It's a powerful gesture, but I'm not sure it will do much to change the minds of people who hold racist views. David Cameron has said the UK "will not tolerate intolerance". Damn right, but what are we actually going to do about it? Just say we don't like it, and leave it there? Wear our safety pins and sit back, knowing we've done our bit and made it clear we are not on board with this?
Like many of the 74% of under 25s who voted remain, I'm craving the best things about politics: to be inspired and reassured that things will get better. Under the current leadership I have little hope of finding those things in Labour, so it is vital that the MPs see the vote of no-confidence as an opportunity for the party to find its feet again, a real alternative to a government run without their electorate's best interests at heart.
That isn't idealism. That isn't building a better nation. It's no different than building a wall to the outside world, one that we can't even build high because we have to reach over it in order to do anything. This wasn't for young people. And if anything comes out of this, I hope young people do not forget it.
Perhaps losing this one will teach our younger generation that 'likes' do not equal votes and that no amount of memes can get you the policy that you want. Maybe, it could be a harsh lesson for a generation that is desperately in need of one.

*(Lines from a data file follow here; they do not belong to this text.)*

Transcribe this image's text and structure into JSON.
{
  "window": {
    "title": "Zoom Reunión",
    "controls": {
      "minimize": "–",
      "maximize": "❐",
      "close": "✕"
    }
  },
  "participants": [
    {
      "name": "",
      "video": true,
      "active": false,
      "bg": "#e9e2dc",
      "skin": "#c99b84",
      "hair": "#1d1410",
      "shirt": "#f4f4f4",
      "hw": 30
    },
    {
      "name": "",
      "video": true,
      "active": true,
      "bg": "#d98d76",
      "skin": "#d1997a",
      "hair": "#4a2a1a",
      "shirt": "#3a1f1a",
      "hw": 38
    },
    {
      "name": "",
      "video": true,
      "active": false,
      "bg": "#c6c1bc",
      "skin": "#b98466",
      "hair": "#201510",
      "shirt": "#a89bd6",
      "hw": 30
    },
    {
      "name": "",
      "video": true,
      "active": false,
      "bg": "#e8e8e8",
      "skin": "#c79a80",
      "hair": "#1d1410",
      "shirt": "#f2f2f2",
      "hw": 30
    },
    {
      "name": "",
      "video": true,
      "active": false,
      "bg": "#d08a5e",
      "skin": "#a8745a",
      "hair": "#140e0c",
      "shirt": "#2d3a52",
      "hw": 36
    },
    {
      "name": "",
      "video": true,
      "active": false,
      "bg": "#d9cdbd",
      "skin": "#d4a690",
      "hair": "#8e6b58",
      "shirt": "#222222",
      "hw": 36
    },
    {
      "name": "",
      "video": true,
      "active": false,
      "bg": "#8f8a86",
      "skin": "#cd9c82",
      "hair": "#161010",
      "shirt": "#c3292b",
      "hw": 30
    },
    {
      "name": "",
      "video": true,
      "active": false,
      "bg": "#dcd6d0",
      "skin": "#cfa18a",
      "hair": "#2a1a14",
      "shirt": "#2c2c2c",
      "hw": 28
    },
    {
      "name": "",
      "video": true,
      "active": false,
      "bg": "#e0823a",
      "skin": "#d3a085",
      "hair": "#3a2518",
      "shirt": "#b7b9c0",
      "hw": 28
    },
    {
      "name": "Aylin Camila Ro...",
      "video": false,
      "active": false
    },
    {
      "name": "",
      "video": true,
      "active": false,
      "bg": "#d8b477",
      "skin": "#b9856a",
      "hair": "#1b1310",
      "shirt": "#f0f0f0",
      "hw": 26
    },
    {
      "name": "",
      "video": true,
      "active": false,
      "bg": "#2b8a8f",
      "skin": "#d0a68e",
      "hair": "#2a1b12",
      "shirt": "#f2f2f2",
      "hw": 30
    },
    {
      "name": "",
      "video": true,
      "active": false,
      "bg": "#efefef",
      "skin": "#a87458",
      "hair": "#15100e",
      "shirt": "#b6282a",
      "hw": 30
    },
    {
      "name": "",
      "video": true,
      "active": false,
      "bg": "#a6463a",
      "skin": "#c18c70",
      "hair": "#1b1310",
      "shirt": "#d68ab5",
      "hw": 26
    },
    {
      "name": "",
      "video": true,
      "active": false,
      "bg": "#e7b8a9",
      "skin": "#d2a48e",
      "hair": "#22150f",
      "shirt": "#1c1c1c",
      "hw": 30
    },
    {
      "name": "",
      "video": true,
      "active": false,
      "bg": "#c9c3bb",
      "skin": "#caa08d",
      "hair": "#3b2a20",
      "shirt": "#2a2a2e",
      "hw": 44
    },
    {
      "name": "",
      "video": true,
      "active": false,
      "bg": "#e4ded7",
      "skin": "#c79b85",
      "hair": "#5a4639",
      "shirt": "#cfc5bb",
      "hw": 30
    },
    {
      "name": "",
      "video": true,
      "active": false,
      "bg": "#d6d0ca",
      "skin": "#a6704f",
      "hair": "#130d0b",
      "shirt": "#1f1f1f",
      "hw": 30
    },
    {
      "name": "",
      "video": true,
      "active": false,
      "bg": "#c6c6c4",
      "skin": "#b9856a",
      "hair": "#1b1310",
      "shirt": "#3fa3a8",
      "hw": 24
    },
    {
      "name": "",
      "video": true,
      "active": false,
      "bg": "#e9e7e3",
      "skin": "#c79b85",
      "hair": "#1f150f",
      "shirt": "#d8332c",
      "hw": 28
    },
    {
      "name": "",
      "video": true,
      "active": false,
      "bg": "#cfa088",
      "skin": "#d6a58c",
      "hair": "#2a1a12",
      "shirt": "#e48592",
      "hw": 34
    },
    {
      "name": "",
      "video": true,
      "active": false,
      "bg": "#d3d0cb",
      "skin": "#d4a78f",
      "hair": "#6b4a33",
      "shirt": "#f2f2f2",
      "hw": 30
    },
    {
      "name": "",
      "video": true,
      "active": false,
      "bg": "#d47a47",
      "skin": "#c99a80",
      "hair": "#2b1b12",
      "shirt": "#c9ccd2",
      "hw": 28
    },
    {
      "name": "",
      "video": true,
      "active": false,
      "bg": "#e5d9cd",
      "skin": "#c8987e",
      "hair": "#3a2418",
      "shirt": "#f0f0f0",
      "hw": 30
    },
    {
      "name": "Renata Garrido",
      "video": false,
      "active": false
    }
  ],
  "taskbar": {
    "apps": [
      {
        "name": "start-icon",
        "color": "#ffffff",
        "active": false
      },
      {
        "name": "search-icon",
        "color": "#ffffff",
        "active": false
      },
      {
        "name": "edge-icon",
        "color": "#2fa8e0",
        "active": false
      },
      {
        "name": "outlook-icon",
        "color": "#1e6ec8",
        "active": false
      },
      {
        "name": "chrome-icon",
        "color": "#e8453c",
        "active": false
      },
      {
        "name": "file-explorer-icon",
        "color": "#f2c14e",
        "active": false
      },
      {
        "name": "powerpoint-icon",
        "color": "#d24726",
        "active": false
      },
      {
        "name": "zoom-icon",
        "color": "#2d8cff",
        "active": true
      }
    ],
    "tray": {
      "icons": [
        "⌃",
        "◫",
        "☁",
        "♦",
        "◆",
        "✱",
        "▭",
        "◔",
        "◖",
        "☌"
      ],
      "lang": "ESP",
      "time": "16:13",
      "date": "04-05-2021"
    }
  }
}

On hearing the Brexit result, my grandad texted me saying "Hopefully we'll find a way to fix things and make this OK". Like me he was shocked, disappointed and hurt that this was the choice made by such a significant proportion of Brits.
Strange that today, of all days, the rain stopped. Clear blue skies, sunshine, and a glimmer of hope. Such a shame, then, that I woke up, like the rest of the country, to the news: we have left the EU. Frankly, I'm terrified.
The downright gorgeous Holly Willoughby has recently been quoted saying that she loves giving birth. She said that although birth was painful, it was a different kind of pain and it made her feel more alive that ever before - a feeling she has not gotten from anything else.
According to research from the Reuters Institute for the Study of Journalism at the University of Oxford, social media is used each week by more than half (51%) of online news consumers to find, discuss and share, news content.
Jo Cox's death on Thursday, along with the tragic mass shooting in Orlando, has been a wakeup call for all of us, in a world where its becoming increasingly apparent that violence is the accepted answer to someone who doesn't agree with you or isn't like you. When did this way of dealing with difference become the norm?
In Britain, it's a mixed story of trust in media. The Edelman Trust Barometer - an annual survey of how much we believe the major institutions which govern our lives will "do the right thing"- suggests a large number of us simply don't.
According to recent results published by TripAdvisor, London is the top-ranked city destination in the world. The 2016 Travellers' Choice Award was ba...
So today when Parliament debates whether Britain should keep its recent commitment to devote 7 pence in every £10 of our national wealth to aid, we will be confidently declaring, alongside politicians from all sides of the House, that we are #ProudOfAid.
Maybe I should retreat to my journalist bubble but feeling is better than ignoring. Remembering the one and praying for them is better than hiding behind my keyboard. I think that Kleenex will make a lot of money out of me though.
Courtney Cox and David Beckham have recently drawn attention to those sleeping rough (or at least to their part in drawing our attention to them). And rightly too. There were 1,768 people sleeping rough in England in autumn 2010. This more than doubled to 3,569 in 2015.
The organisation 'Medics Under Fire' has documented the killing of 615 medical workers since the beginning of the conflict. 97% of them died as a result of Syrian Government attacks, which evinces that this is not a two-side problem.
Three people died in as many days on Mount Everest this weekend. One was a vegan. Maria Strydom wanted to "prove that vegans can do anything and more" by climbing seven summits in seven continents. How foolish of her.